Why?

Well, in a nutshell, the risks of taking a daily aspirin far outweigh any benefits.

For example, aspirin for older adults with low risk (and no prior history of heart attack or stroke) are at a greater risk of gastrointestinal bleeding, according to the American College of Cardiology and the American Heart Association.

And three large, extensive clinical trials, following more than 47,000 older patients, highlighted these dangers. Two of the studies didn’t find any significant reductions in heart attack or stroke for those on daily aspirin – but did find an increased risk of bleeding.

And the third trial – which focused on people with diabetes (a higher risk group) – found a small reduction in cardiovascular events, but with a higher bleeding risk.

The studies revealed that the bleeding usually occurred in the gastrointestinal tract – but there were also potentially DEADLY brain bleeds and hemorrhagic strokes.

While Dr. Craven’s findings may have set the bar high for aspirin and heart health decades ago… modern research has revealed that the risks of aspirin far outweigh the rewards!

My suggestion?
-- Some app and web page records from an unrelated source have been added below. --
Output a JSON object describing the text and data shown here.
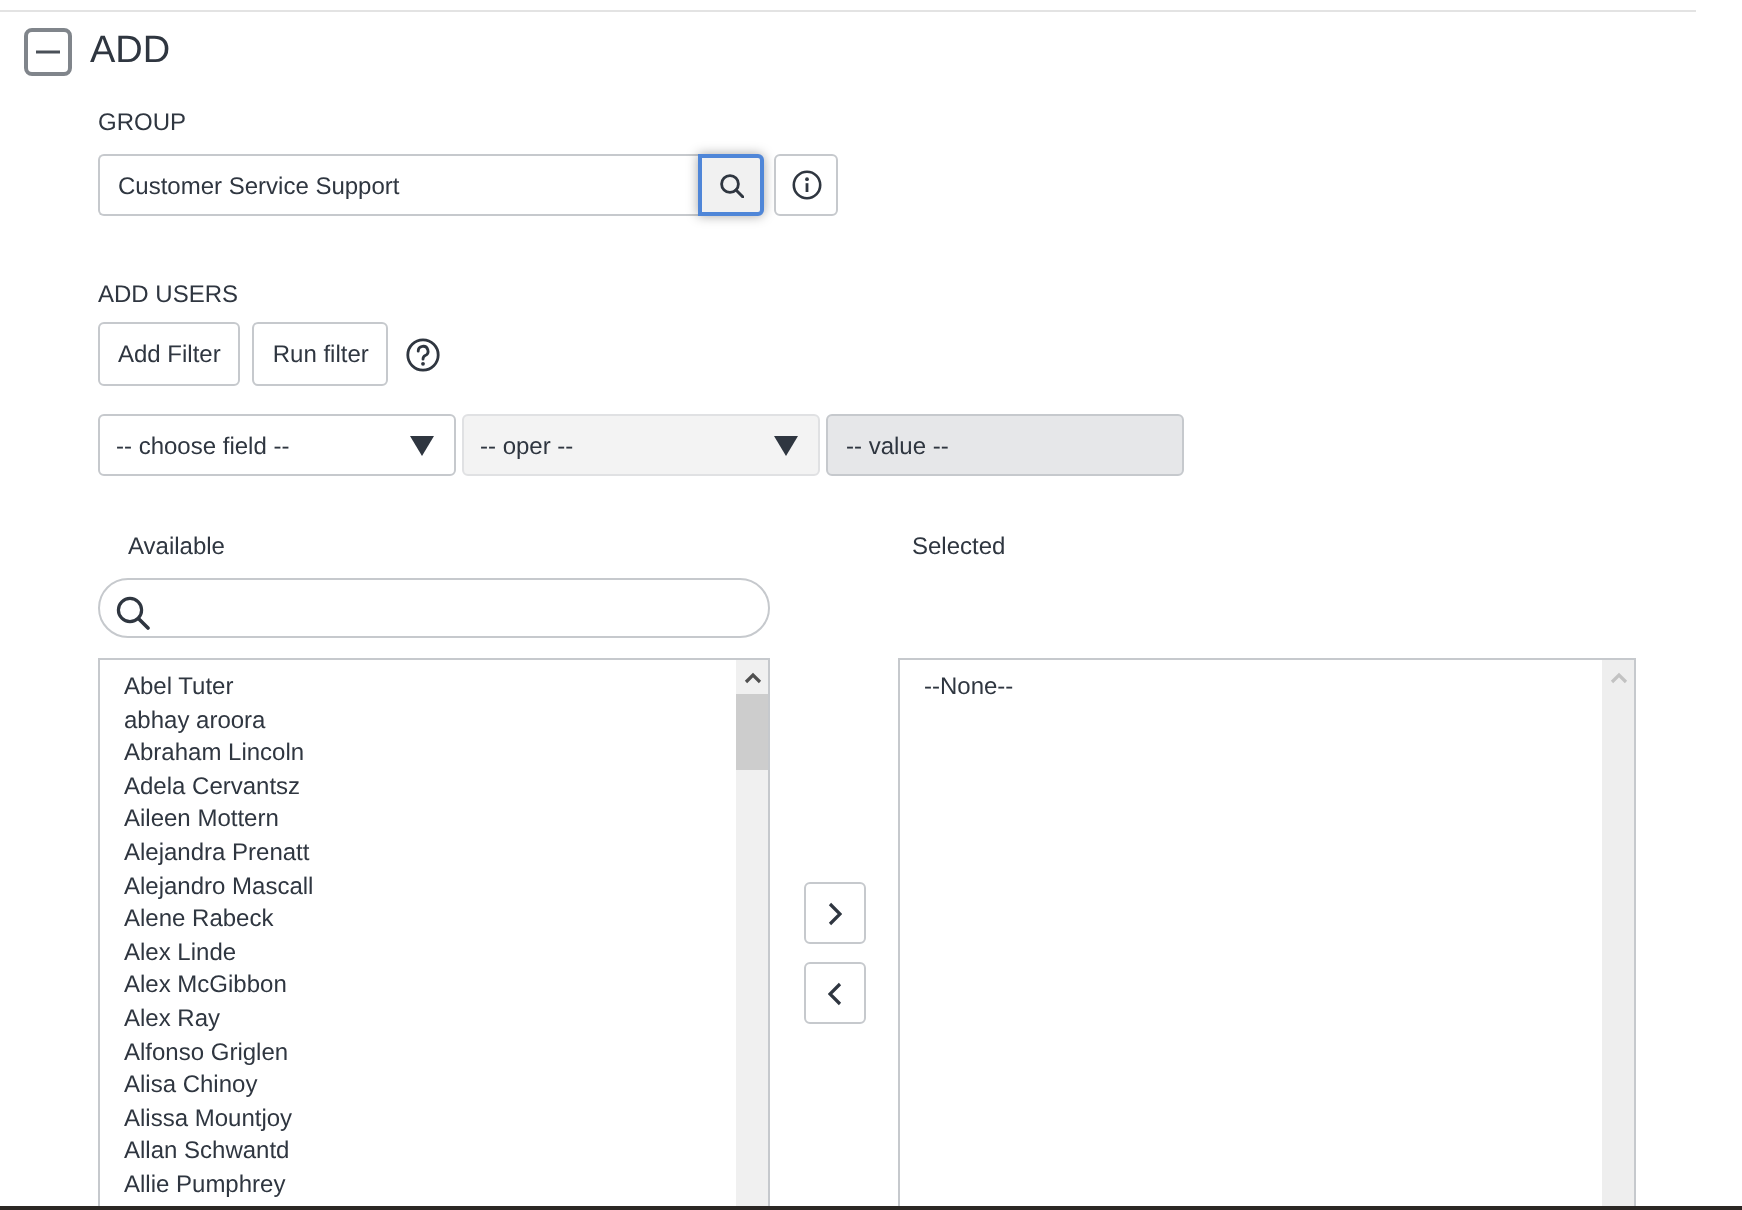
{
  "section": {
    "title": "ADD",
    "expanded": true
  },
  "group": {
    "label": "GROUP",
    "field": {
      "value": "Customer Service Support"
    },
    "lookup_button": {
      "focused": true
    }
  },
  "add_users": {
    "label": "ADD USERS",
    "buttons": [
      "Add Filter",
      "Run filter"
    ]
  },
  "filter": {
    "field_select": {
      "value": "-- choose field --",
      "disabled": false
    },
    "operator_select": {
      "value": "-- oper --",
      "disabled": true
    },
    "value_field": {
      "value": "-- value --",
      "disabled": true
    }
  },
  "available": {
    "label": "Available",
    "items": [
      {
        "label": "Abel Tuter",
        "selected": false
      },
      {
        "label": "abhay aroora",
        "selected": false
      },
      {
        "label": "Abraham Lincoln",
        "selected": false
      },
      {
        "label": "Adela Cervantsz",
        "selected": false
      },
      {
        "label": "Aileen Mottern",
        "selected": false
      },
      {
        "label": "Alejandra Prenatt",
        "selected": false
      },
      {
        "label": "Alejandro Mascall",
        "selected": false
      },
      {
        "label": "Alene Rabeck",
        "selected": false
      },
      {
        "label": "Alex Linde",
        "selected": false
      },
      {
        "label": "Alex McGibbon",
        "selected": false
      },
      {
        "label": "Alex Ray",
        "selected": false
      },
      {
        "label": "Alfonso Griglen",
        "selected": false
      },
      {
        "label": "Alisa Chinoy",
        "selected": false
      },
      {
        "label": "Alissa Mountjoy",
        "selected": false
      },
      {
        "label": "Allan Schwantd",
        "selected": false
      },
      {
        "label": "Allie Pumphrey",
        "selected": false
      }
    ]
  },
  "selected": {
    "label": "Selected",
    "items": [
      {
        "label": "--None--",
        "selected": false
      }
    ]
  }
}
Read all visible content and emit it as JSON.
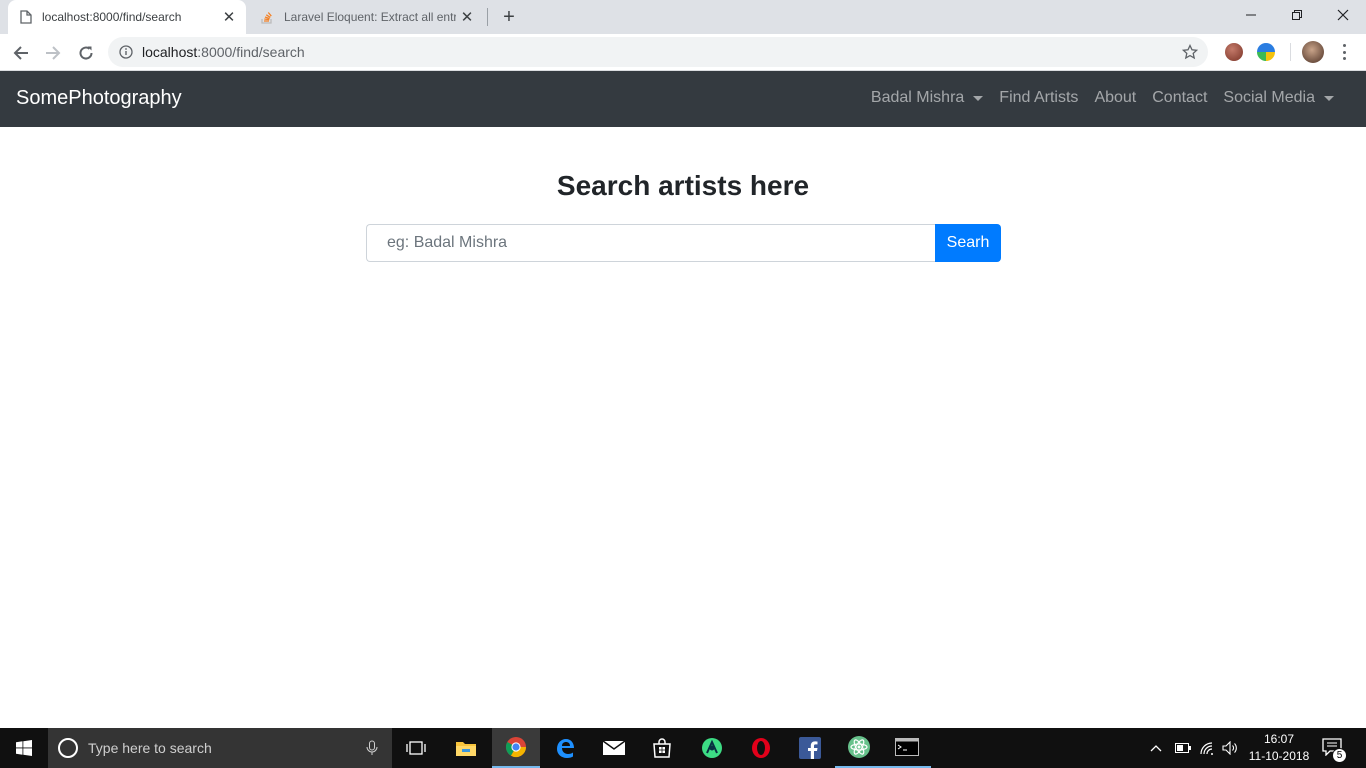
{
  "browser": {
    "tabs": [
      {
        "title": "localhost:8000/find/search",
        "active": true
      },
      {
        "title": "Laravel Eloquent: Extract all entries",
        "active": false
      }
    ],
    "new_tab_label": "+",
    "url_host": "localhost",
    "url_rest": ":8000/find/search"
  },
  "navbar": {
    "brand": "SomePhotography",
    "links": [
      {
        "label": "Badal Mishra",
        "dropdown": true
      },
      {
        "label": "Find Artists",
        "dropdown": false
      },
      {
        "label": "About",
        "dropdown": false
      },
      {
        "label": "Contact",
        "dropdown": false
      },
      {
        "label": "Social Media",
        "dropdown": true
      }
    ]
  },
  "main": {
    "heading": "Search artists here",
    "search_placeholder": "eg: Badal Mishra",
    "search_value": "",
    "search_button": "Searh"
  },
  "taskbar": {
    "search_placeholder": "Type here to search",
    "time": "16:07",
    "date": "11-10-2018",
    "notification_count": "5"
  },
  "colors": {
    "navbar_bg": "#343a40",
    "primary": "#007bff",
    "taskbar_bg": "#101010"
  }
}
If you’re currently taking aspirin, now’s a great time to have a conversation with your doctor to discuss these new-found risks.

Instead, I recommend trying one of Mother Nature’s alternatives to aspirin – like magnesium.

Magnesium helps your heart muscle cells relax by countering calcium, which stimulates contractions. These minerals compete with each other to ensure heart cells contract and relax properly.

And studies have even found supplemental magnesium more effective than aspirin in lowering heart attack rates as well as overall death rates.